Am J Psychiatry. 2003 Oct;160(10):1795-801. doi: 10.1176/appi.ajp.160.10.1795.


Objective: Visual contrast detection has been reported in some studies to be normal in schizophrenia patients, but in other studies impairments have been reported. Because contrast detection in the visual processing system is mediated by dopamine, and because the pharmacotherapy of schizophrenia involves blocking dopamine postsynaptic receptor sites, the authors investigated the effects of dopamine-blocking antipsychotic drugs on visual contrast detection in schizophrenia.

Method: Visual contrast detection thresholds were measured in healthy subjects and schizophrenia patients receiving typical and atypical antipsychotic drugs; a two-alternative, forced-choice psychophysical method was used.
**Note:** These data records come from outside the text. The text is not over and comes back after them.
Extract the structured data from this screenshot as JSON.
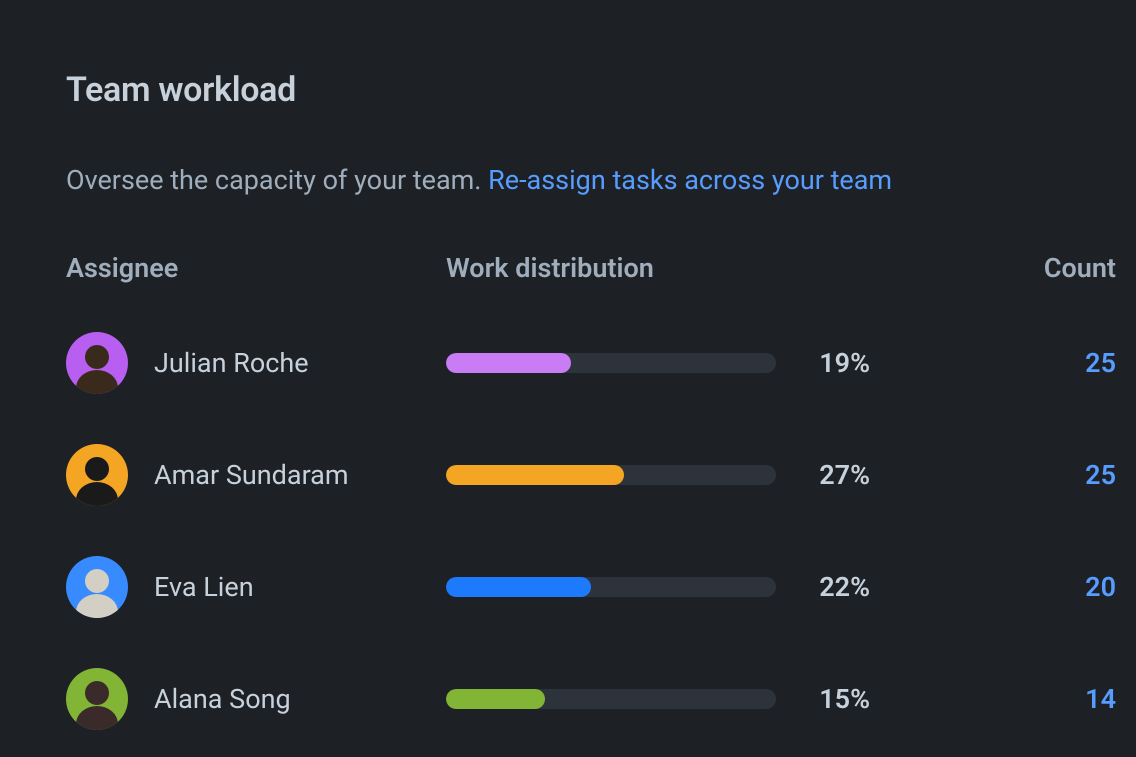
{
  "header": {
    "title": "Team workload",
    "subtitle_prefix": "Oversee the capacity of your team. ",
    "subtitle_link": "Re-assign tasks across your team"
  },
  "columns": {
    "assignee": "Assignee",
    "work_distribution": "Work distribution",
    "count": "Count"
  },
  "bar_max_percent": 50,
  "rows": [
    {
      "name": "Julian Roche",
      "percent": 19,
      "count": 25,
      "color": "#c97cf4",
      "avatar_bg": "#b85ef0",
      "avatar_fg": "#3a2a1c"
    },
    {
      "name": "Amar Sundaram",
      "percent": 27,
      "count": 25,
      "color": "#f5a524",
      "avatar_bg": "#f5a524",
      "avatar_fg": "#1a1a1a"
    },
    {
      "name": "Eva Lien",
      "percent": 22,
      "count": 20,
      "color": "#1d7afc",
      "avatar_bg": "#388bff",
      "avatar_fg": "#d4cfc4"
    },
    {
      "name": "Alana Song",
      "percent": 15,
      "count": 14,
      "color": "#82b536",
      "avatar_bg": "#82b536",
      "avatar_fg": "#3a2a2a"
    }
  ],
  "chart_data": {
    "type": "bar",
    "title": "Team workload — Work distribution",
    "xlabel": "Work distribution (%)",
    "ylabel": "Assignee",
    "categories": [
      "Julian Roche",
      "Amar Sundaram",
      "Eva Lien",
      "Alana Song"
    ],
    "series": [
      {
        "name": "Percent",
        "values": [
          19,
          27,
          22,
          15
        ]
      },
      {
        "name": "Count",
        "values": [
          25,
          25,
          20,
          14
        ]
      }
    ],
    "xlim": [
      0,
      50
    ]
  }
}
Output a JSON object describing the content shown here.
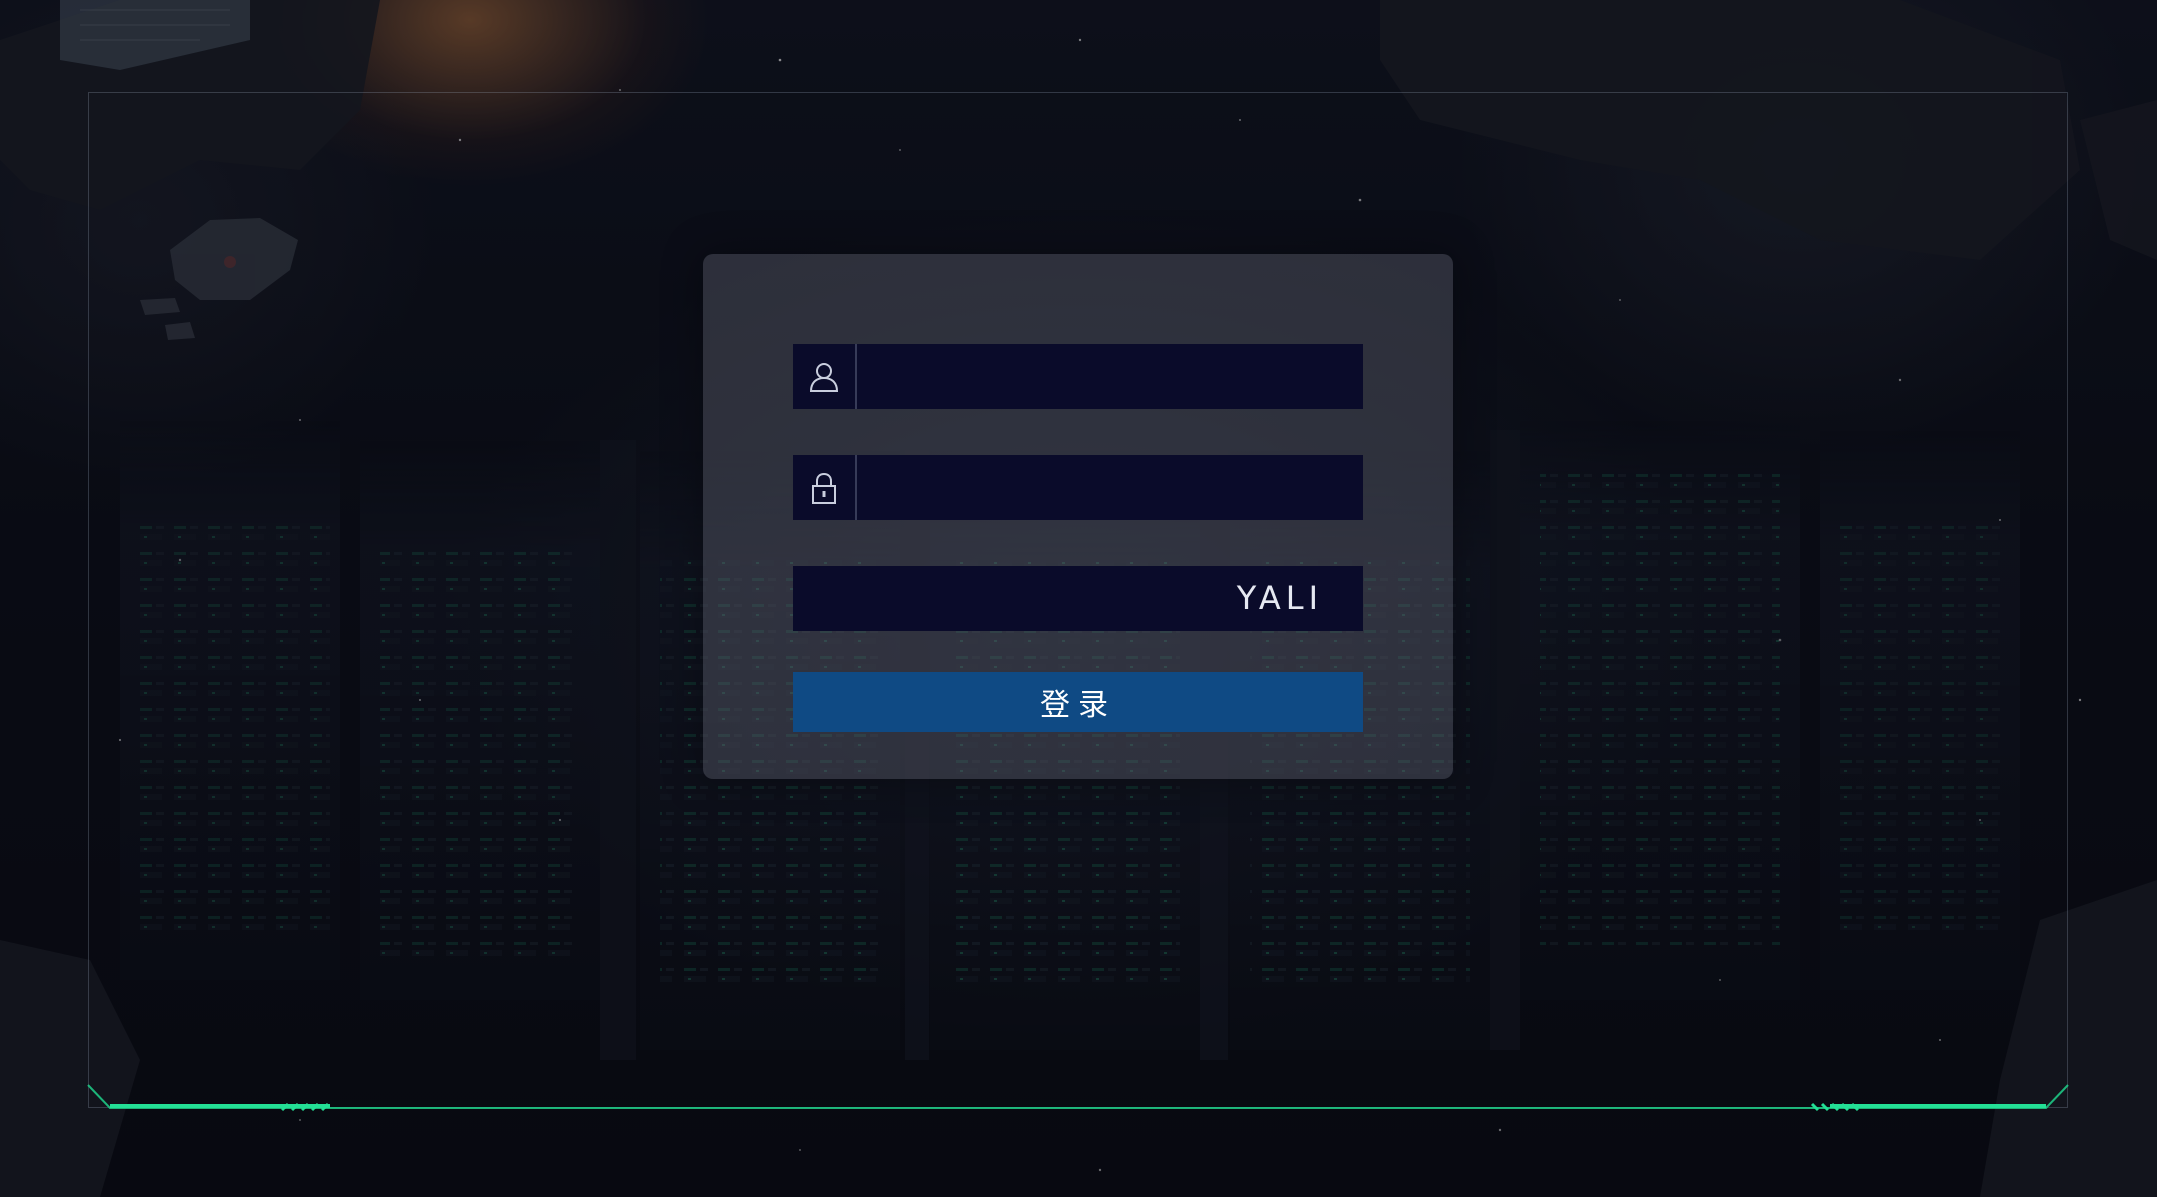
{
  "login": {
    "username": {
      "icon": "user-icon",
      "value": "",
      "placeholder": ""
    },
    "password": {
      "icon": "lock-icon",
      "value": "",
      "placeholder": ""
    },
    "captcha": {
      "value": "",
      "placeholder": "",
      "code": "YALI"
    },
    "submit_label": "登录"
  },
  "colors": {
    "panel": "#5c606e",
    "field_bg": "#0a0b2a",
    "button_bg": "#0f4a84",
    "frame_accent": "#1fd08a"
  }
}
Also included were six patients receiving no antipsychotic treatment as well as clinically unaffected first-degree relatives of the schizophrenia patients.

Results: Patients receiving atypical antipsychotic drugs showed unimpaired visual contrast detection, those given typical antipsychotic drugs exhibited higher visual contrast detection thresholds, and the unmedicated schizophrenic patients showed visual contrast detection thresholds significantly below those of healthy subjects.

Conclusions: Dopamine modulation via D(2) receptor blockade affects sensory processes in schizophrenia, shifting visual contrast detection from hypersensitivity in the unmedicated state to normal and even to hyposensitive levels. Thus, antipsychotic drug treatment may account for the inconsistent reports concerning visual contrast detection in schizophrenia.

Publication types

  • Research Support, Non-U.S. Gov't
  • Research Support, U.S. Gov't, P.H.S.

MeSH terms

  • Adult
  • Antipsychotic Agents / administration & dosage
  • Antipsychotic Agents / pharmacology*
  • Contrast Sensitivity / drug effects*
  • Dopamine Agents / administration & dosage
  • Dopamine Agents / pharmacology*
  • Female
  • Humans
  • Male
  • Middle Aged
  • Schizophrenia / drug therapy*
  • Schizophrenia / physiopathology*
  • Schizophrenic Psychology*


  • Antipsychotic Agents
  • Dopamine Agents